In the data, extract each line that holds the string "cortana".

►

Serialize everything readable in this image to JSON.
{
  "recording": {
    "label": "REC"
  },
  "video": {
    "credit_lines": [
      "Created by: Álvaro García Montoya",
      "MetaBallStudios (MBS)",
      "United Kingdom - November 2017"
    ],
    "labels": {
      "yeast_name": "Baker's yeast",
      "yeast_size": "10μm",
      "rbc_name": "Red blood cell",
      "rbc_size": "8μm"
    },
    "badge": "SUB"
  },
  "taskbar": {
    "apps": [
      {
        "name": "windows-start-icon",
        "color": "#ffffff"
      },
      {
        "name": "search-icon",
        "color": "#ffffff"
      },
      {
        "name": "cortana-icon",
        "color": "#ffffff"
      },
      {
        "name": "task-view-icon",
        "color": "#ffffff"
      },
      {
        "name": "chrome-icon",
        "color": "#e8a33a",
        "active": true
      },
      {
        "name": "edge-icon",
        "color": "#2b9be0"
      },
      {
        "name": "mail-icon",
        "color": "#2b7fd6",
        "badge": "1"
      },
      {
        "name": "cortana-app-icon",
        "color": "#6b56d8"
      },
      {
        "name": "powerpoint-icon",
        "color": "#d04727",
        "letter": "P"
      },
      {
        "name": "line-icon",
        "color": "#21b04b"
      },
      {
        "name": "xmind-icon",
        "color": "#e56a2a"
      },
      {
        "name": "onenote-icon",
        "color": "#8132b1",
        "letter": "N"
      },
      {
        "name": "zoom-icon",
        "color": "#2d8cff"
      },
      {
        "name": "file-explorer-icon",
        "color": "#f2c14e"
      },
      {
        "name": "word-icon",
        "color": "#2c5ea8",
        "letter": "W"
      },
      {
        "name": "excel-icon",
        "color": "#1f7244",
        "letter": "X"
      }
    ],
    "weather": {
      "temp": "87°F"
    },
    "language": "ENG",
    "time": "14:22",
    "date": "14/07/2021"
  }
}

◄

YOUR RESPONSE ::
        "name": "cortana-icon",
        "name": "cortana-app-icon",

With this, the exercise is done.